Arizona DOT - State Route 30 Sustainable Project Development: This case study describes the use of the INVEST PD module to analyze and score the ADOT State Route (SR) 30 project—an approximately 13-mile section of new freeway in the Phoenix metropolitan area. The new freeway would be built five (5) miles south of Interstate 10 and would run from Sarival Road in Goodyear east to Loop 202 (South Mountain Freeway) in the western section of Phoenix in Maricopa County, Arizona. SR 30 is a proposed new freeway managed by the ADOT that would eventually link with the proposed ADOT Interstate 11 project in western Maricopa County near Tonopah at its western terminus and with the existing Interstate 17 at the Durango Curve in Phoenix at its eastern terminus. The section of SR 30 analyzed and scored using INVEST is currently in the preliminary design and environmental assessment evaluation phase pursuant to the National Environmental Policy Act.

Scoring Sources

The project is considered to have met this criterion if the requirements above can be reasonably substantiated through the existence of one or more of the following documentation sources (or equal where not available):

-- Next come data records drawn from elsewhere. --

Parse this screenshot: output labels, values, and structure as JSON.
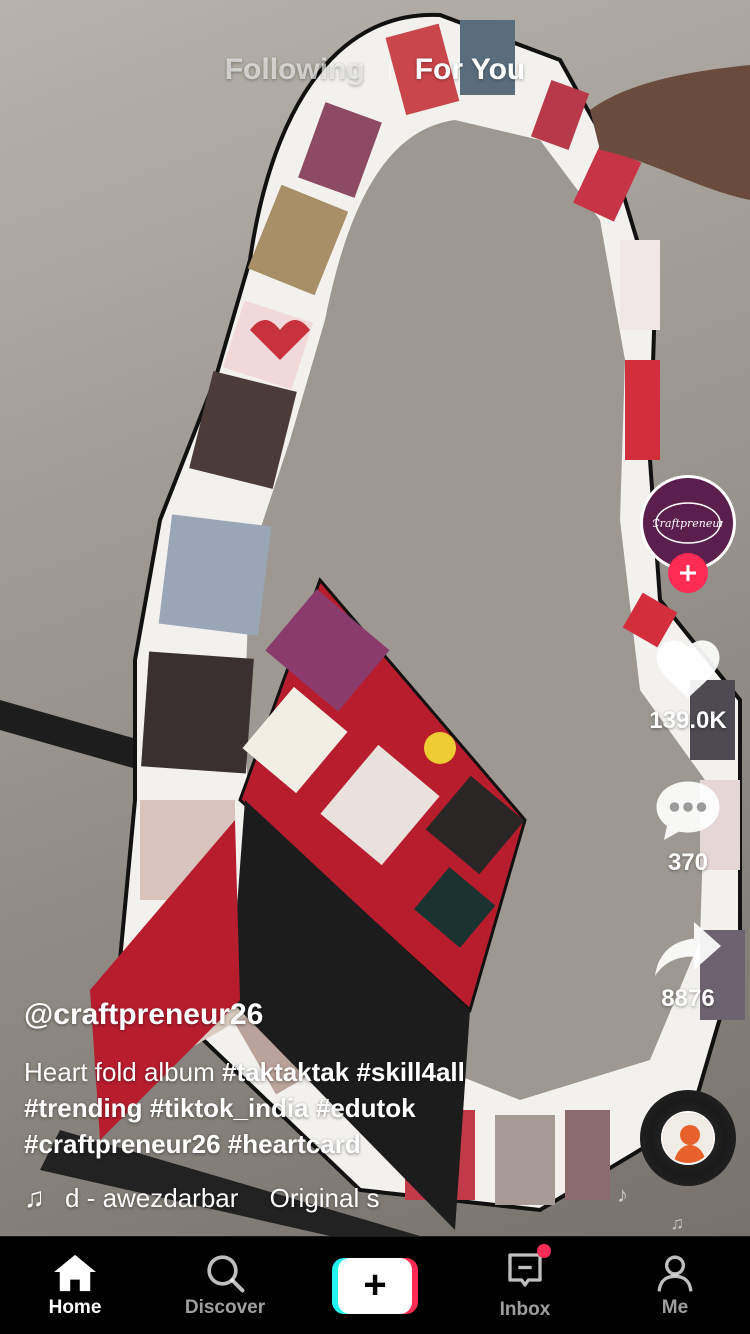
{
  "top_tabs": {
    "following": "Following",
    "for_you": "For You"
  },
  "creator": {
    "avatar_text": "Craftpreneur"
  },
  "actions": {
    "likes": "139.0K",
    "comments": "370",
    "shares": "8876"
  },
  "post": {
    "username": "@craftpreneur26",
    "caption_text": "Heart fold album",
    "hashtags": [
      "#taktaktak",
      "#skill4all",
      "#trending",
      "#tiktok_india",
      "#edutok",
      "#craftpreneur26",
      "#heartcard"
    ],
    "music_author": "d - awezdarbar",
    "music_title": "Original s"
  },
  "nav": {
    "home": "Home",
    "discover": "Discover",
    "create": "+",
    "inbox": "Inbox",
    "me": "Me"
  },
  "colors": {
    "accent_red": "#fe2c55",
    "accent_cyan": "#25f4ee",
    "avatar_bg": "#5a1f4d"
  }
}
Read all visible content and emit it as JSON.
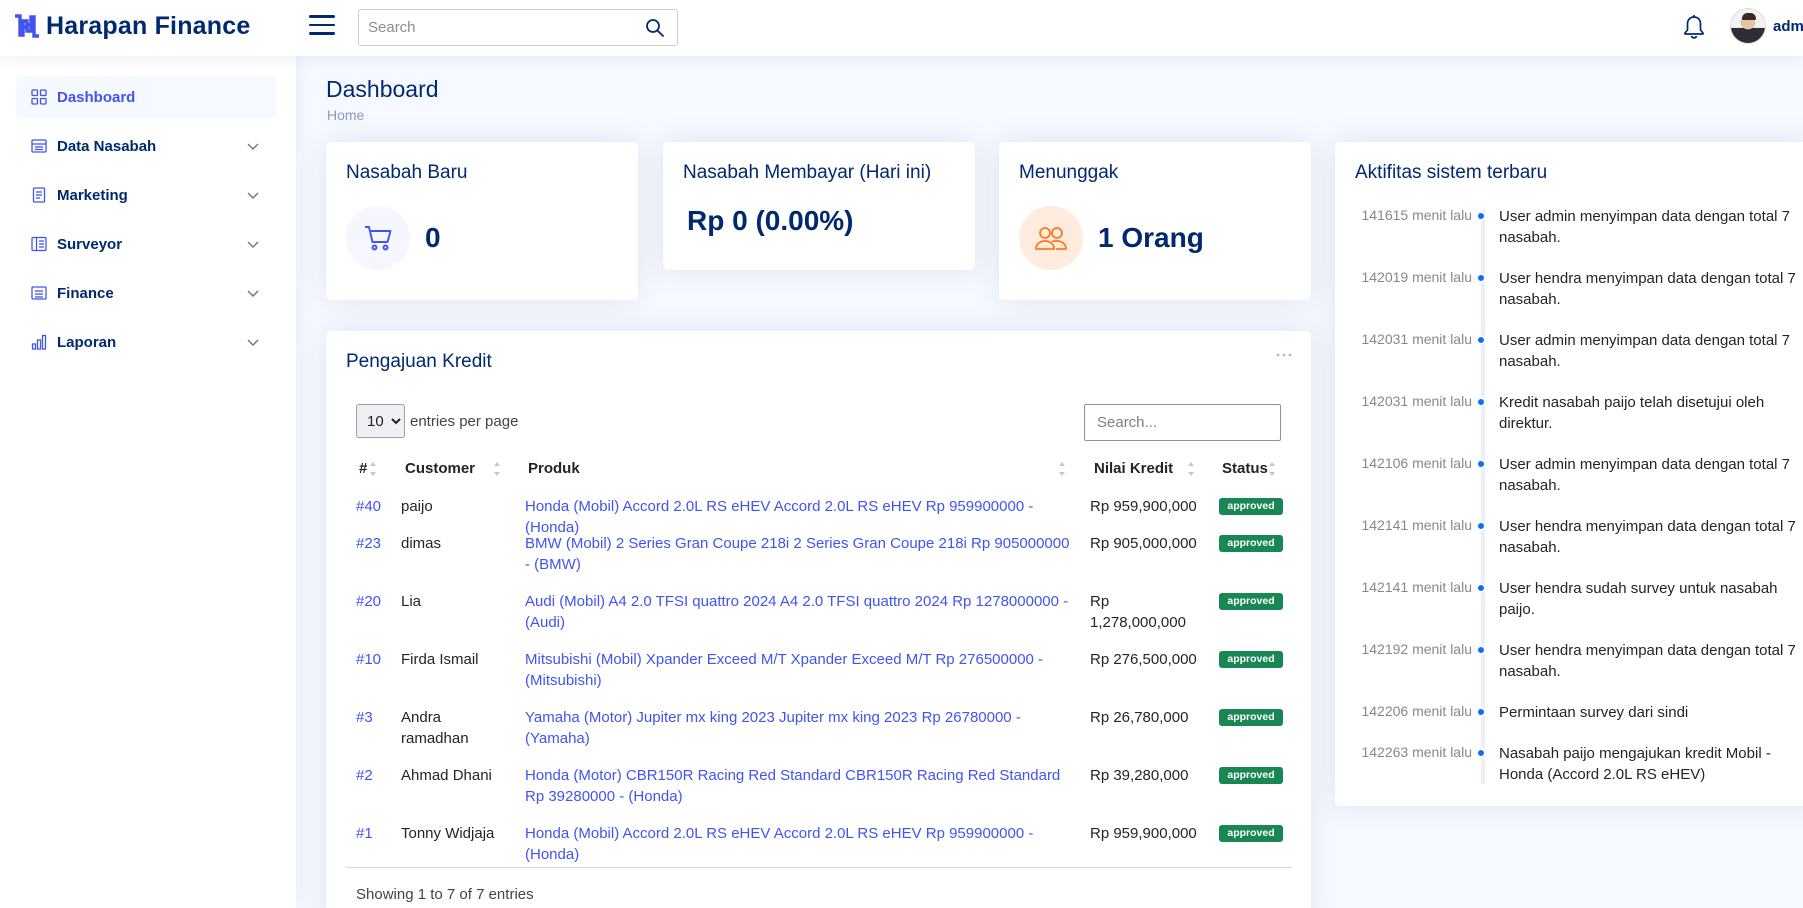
{
  "app": {
    "title": "Harapan Finance",
    "user_name": "admin"
  },
  "header": {
    "search_placeholder": "Search"
  },
  "sidebar": {
    "items": [
      {
        "label": "Dashboard",
        "icon": "grid-icon",
        "active": true
      },
      {
        "label": "Data Nasabah",
        "icon": "table-list-icon"
      },
      {
        "label": "Marketing",
        "icon": "journal-icon"
      },
      {
        "label": "Surveyor",
        "icon": "layout-icon"
      },
      {
        "label": "Finance",
        "icon": "card-list-icon"
      },
      {
        "label": "Laporan",
        "icon": "bar-chart-icon"
      }
    ]
  },
  "page": {
    "title": "Dashboard",
    "breadcrumb": "Home"
  },
  "stats": {
    "nasabah_baru": {
      "title": "Nasabah Baru",
      "value": "0",
      "icon": "cart-icon"
    },
    "nasabah_membayar": {
      "title": "Nasabah Membayar (Hari ini)",
      "value": "Rp 0 (0.00%)"
    },
    "menunggak": {
      "title": "Menunggak",
      "value": "1 Orang",
      "icon": "people-icon"
    }
  },
  "credit_table": {
    "title": "Pengajuan Kredit",
    "per_page": "10",
    "per_page_label": "entries per page",
    "search_placeholder": "Search...",
    "columns": [
      "#",
      "Customer",
      "Produk",
      "Nilai Kredit",
      "Status"
    ],
    "rows": [
      {
        "id": "#40",
        "customer": "paijo",
        "product": "Honda (Mobil) Accord 2.0L RS eHEV Accord 2.0L RS eHEV Rp 959900000 - (Honda)",
        "amount": "Rp 959,900,000",
        "status": "approved"
      },
      {
        "id": "#23",
        "customer": "dimas",
        "product": "BMW (Mobil) 2 Series Gran Coupe 218i 2 Series Gran Coupe 218i Rp 905000000 - (BMW)",
        "amount": "Rp 905,000,000",
        "status": "approved"
      },
      {
        "id": "#20",
        "customer": "Lia",
        "product": "Audi (Mobil) A4 2.0 TFSI quattro 2024 A4 2.0 TFSI quattro 2024 Rp 1278000000 - (Audi)",
        "amount": "Rp 1,278,000,000",
        "status": "approved"
      },
      {
        "id": "#10",
        "customer": "Firda Ismail",
        "product": "Mitsubishi (Mobil) Xpander Exceed M/T Xpander Exceed M/T Rp 276500000 - (Mitsubishi)",
        "amount": "Rp 276,500,000",
        "status": "approved"
      },
      {
        "id": "#3",
        "customer": "Andra ramadhan",
        "product": "Yamaha (Motor) Jupiter mx king 2023 Jupiter mx king 2023 Rp 26780000 - (Yamaha)",
        "amount": "Rp 26,780,000",
        "status": "approved"
      },
      {
        "id": "#2",
        "customer": "Ahmad Dhani",
        "product": "Honda (Motor) CBR150R Racing Red Standard CBR150R Racing Red Standard Rp 39280000 - (Honda)",
        "amount": "Rp 39,280,000",
        "status": "approved"
      },
      {
        "id": "#1",
        "customer": "Tonny Widjaja",
        "product": "Honda (Mobil) Accord 2.0L RS eHEV Accord 2.0L RS eHEV Rp 959900000 - (Honda)",
        "amount": "Rp 959,900,000",
        "status": "approved"
      }
    ],
    "info": "Showing 1 to 7 of 7 entries"
  },
  "activity": {
    "title": "Aktifitas sistem terbaru",
    "items": [
      {
        "time": "141615 menit lalu",
        "text": "User admin menyimpan data dengan total 7 nasabah."
      },
      {
        "time": "142019 menit lalu",
        "text": "User hendra menyimpan data dengan total 7 nasabah."
      },
      {
        "time": "142031 menit lalu",
        "text": "User admin menyimpan data dengan total 7 nasabah."
      },
      {
        "time": "142031 menit lalu",
        "text": "Kredit nasabah paijo telah disetujui oleh direktur."
      },
      {
        "time": "142106 menit lalu",
        "text": "User admin menyimpan data dengan total 7 nasabah."
      },
      {
        "time": "142141 menit lalu",
        "text": "User hendra menyimpan data dengan total 7 nasabah."
      },
      {
        "time": "142141 menit lalu",
        "text": "User hendra sudah survey untuk nasabah paijo."
      },
      {
        "time": "142192 menit lalu",
        "text": "User hendra menyimpan data dengan total 7 nasabah."
      },
      {
        "time": "142206 menit lalu",
        "text": "Permintaan survey dari sindi"
      },
      {
        "time": "142263 menit lalu",
        "text": "Nasabah paijo mengajukan kredit Mobil - Honda (Accord 2.0L RS eHEV)"
      }
    ]
  },
  "colors": {
    "primary": "#4154f1",
    "navy": "#012970",
    "success": "#198754",
    "timeline_dot": "#0d6efd",
    "cart_bg": "#f6f6fe",
    "people_bg": "#ffecdf",
    "people_icon": "#ff771d"
  }
}
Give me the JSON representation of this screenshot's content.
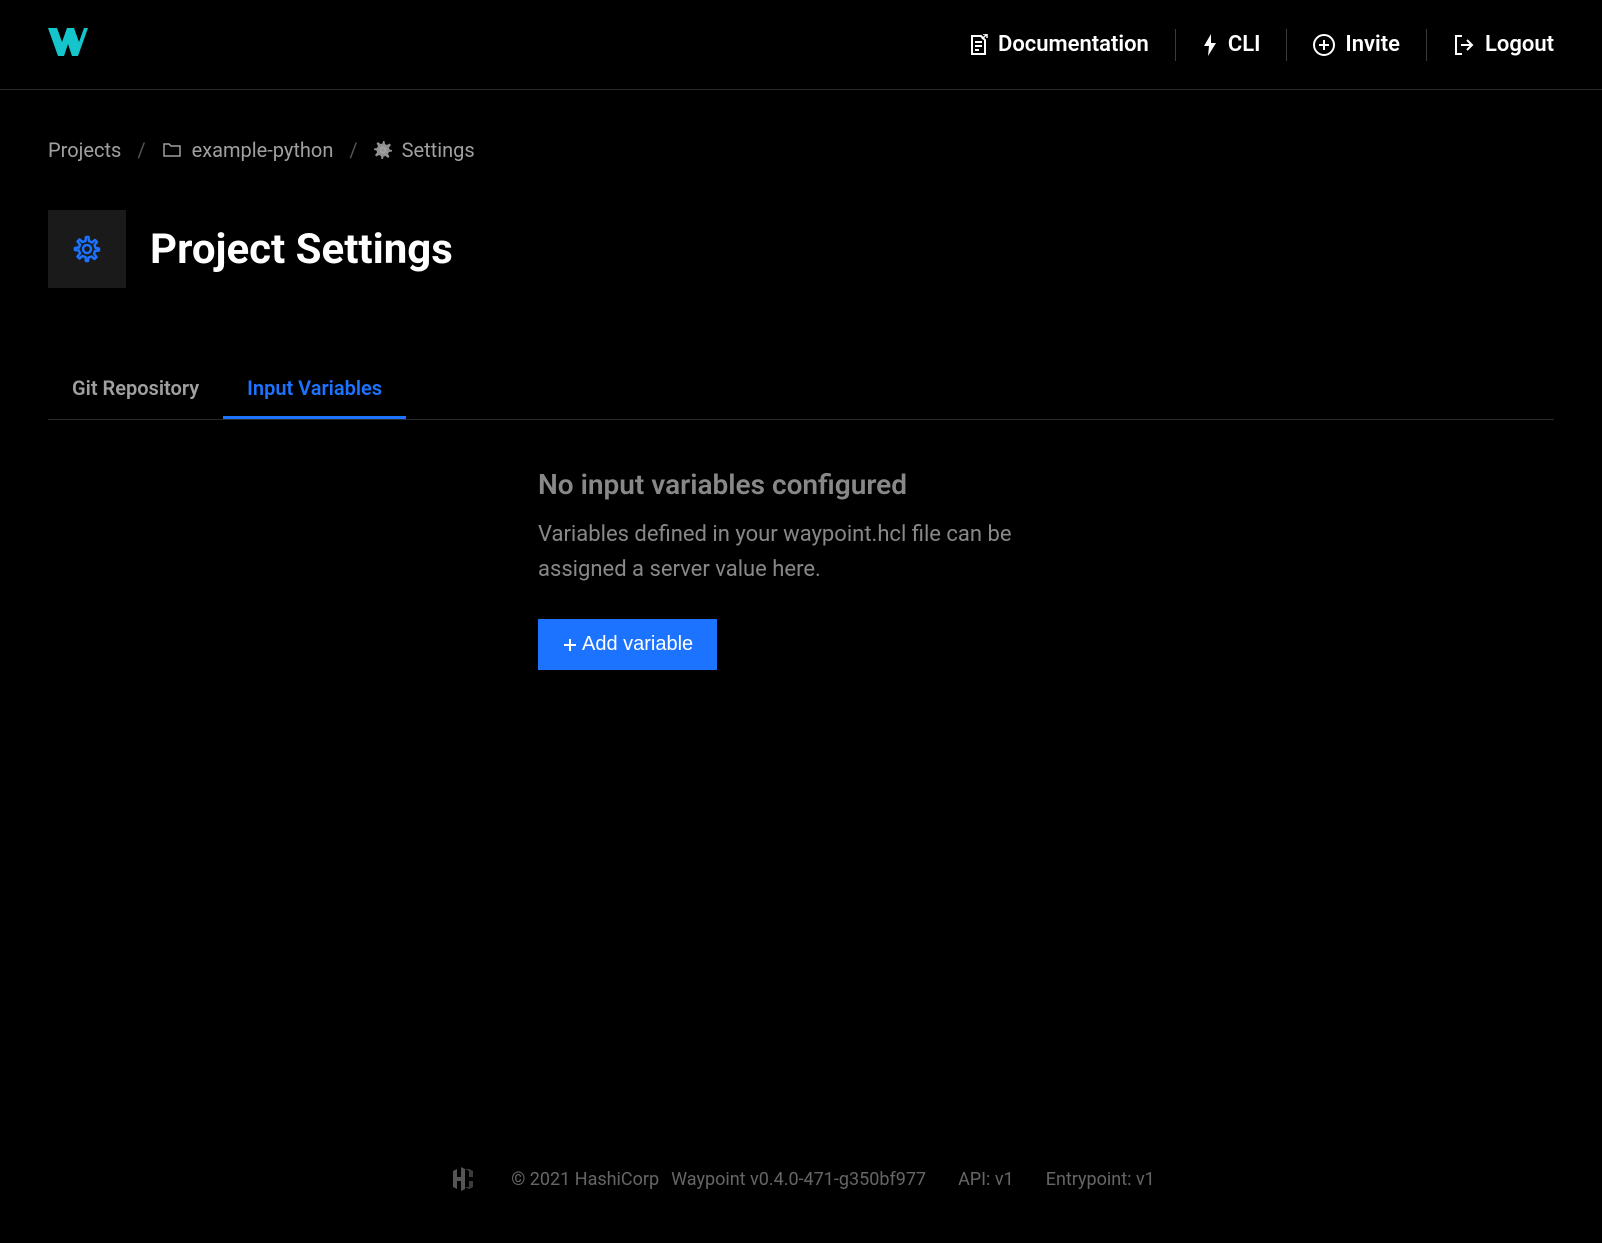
{
  "header": {
    "nav": {
      "documentation": "Documentation",
      "cli": "CLI",
      "invite": "Invite",
      "logout": "Logout"
    }
  },
  "breadcrumb": {
    "projects": "Projects",
    "project_name": "example-python",
    "settings": "Settings"
  },
  "page": {
    "title": "Project Settings"
  },
  "tabs": {
    "git_repository": "Git Repository",
    "input_variables": "Input Variables"
  },
  "empty_state": {
    "title": "No input variables configured",
    "description": "Variables defined in your waypoint.hcl file can be assigned a server value here.",
    "button_label": "Add variable"
  },
  "footer": {
    "copyright": "© 2021 HashiCorp",
    "product": "Waypoint v0.4.0-471-g350bf977",
    "api": "API: v1",
    "entrypoint": "Entrypoint: v1"
  }
}
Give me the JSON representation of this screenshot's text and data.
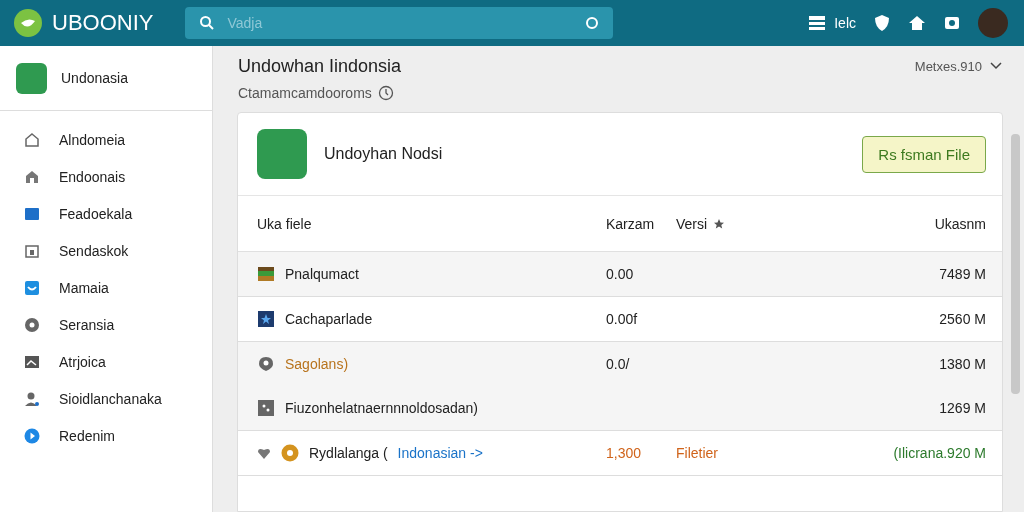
{
  "header": {
    "logo": "UBOONIY",
    "search": {
      "placeholder": "Vadja"
    },
    "label": "Ielc"
  },
  "sidebar": {
    "profile": {
      "name": "Undonasia"
    },
    "items": [
      {
        "label": "Alndomeia",
        "selected": false
      },
      {
        "label": "Endoonais",
        "selected": false
      },
      {
        "label": "Feadoekala",
        "selected": false
      },
      {
        "label": "Sendaskok",
        "selected": false
      },
      {
        "label": "Mamaia",
        "selected": false
      },
      {
        "label": "Seransia",
        "selected": false
      },
      {
        "label": "Atrjoica",
        "selected": false
      },
      {
        "label": "Sioidlanchanaka",
        "selected": false
      },
      {
        "label": "Redenim",
        "selected": false
      }
    ]
  },
  "page": {
    "title": "Undowhan Iindonsia",
    "subtitle": "Ctamamcamdooroms",
    "sort": "Metxes.910"
  },
  "card": {
    "name": "Undoyhan Nodsi",
    "button": "Rs fsman File",
    "columns": [
      "Uka fiele",
      "Karzam",
      "Versi",
      "Ukasnm"
    ],
    "rows": [
      {
        "kind": "normal",
        "name": "Pnalqumact",
        "value": "0.00",
        "size": "7489 M"
      },
      {
        "kind": "normal",
        "name": "Cachaparlade",
        "value": "0.00f",
        "size": "2560 M"
      },
      {
        "kind": "normal",
        "name": "Sagolans)",
        "color": "#b8731c",
        "value": "0.0/",
        "size": "1380 M"
      },
      {
        "kind": "normal",
        "name": "Fiuzonhelatnaernnnoldosadan)",
        "size": "1269 M"
      },
      {
        "kind": "highlight",
        "name": "Rydlalanga (",
        "link": "Indonasian ->",
        "value": "1,300",
        "version": "Filetier",
        "size": "(Ilicrana.920 M"
      }
    ]
  }
}
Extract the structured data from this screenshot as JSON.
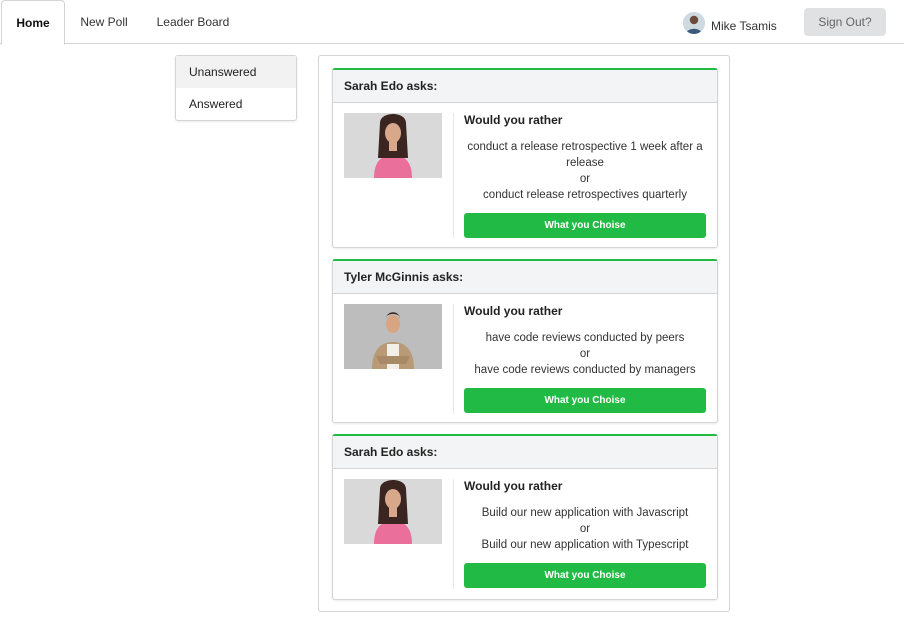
{
  "nav": {
    "tabs": [
      {
        "label": "Home",
        "active": true
      },
      {
        "label": "New Poll",
        "active": false
      },
      {
        "label": "Leader Board",
        "active": false
      }
    ],
    "user_name": "Mike Tsamis",
    "signout_label": "Sign Out?"
  },
  "sidebar": {
    "items": [
      {
        "label": "Unanswered",
        "active": true
      },
      {
        "label": "Answered",
        "active": false
      }
    ]
  },
  "polls": [
    {
      "author": "Sarah Edo asks:",
      "prompt": "Would you rather",
      "option_one": "conduct a release retrospective 1 week after a release",
      "or": "or",
      "option_two": "conduct release retrospectives quarterly",
      "button": "What you Choise"
    },
    {
      "author": "Tyler McGinnis asks:",
      "prompt": "Would you rather",
      "option_one": "have code reviews conducted by peers",
      "or": "or",
      "option_two": "have code reviews conducted by managers",
      "button": "What you Choise"
    },
    {
      "author": "Sarah Edo asks:",
      "prompt": "Would you rather",
      "option_one": "Build our new application with Javascript",
      "or": "or",
      "option_two": "Build our new application with Typescript",
      "button": "What you Choise"
    }
  ],
  "colors": {
    "accent": "#21ba45",
    "header_bg": "#f3f4f5",
    "signout_bg": "#e0e1e2"
  }
}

  1. Purpose and need for transit and HOV access on the roadway project, including how it fits with existing land uses and/or existing General and Transportation Plans.
  2. Contract plans and specifications showing project improvements.
  3. Total cost associated with new or improved transit and HOV facilities.
  4. Contract specifications and budget items addressing transit and HOV.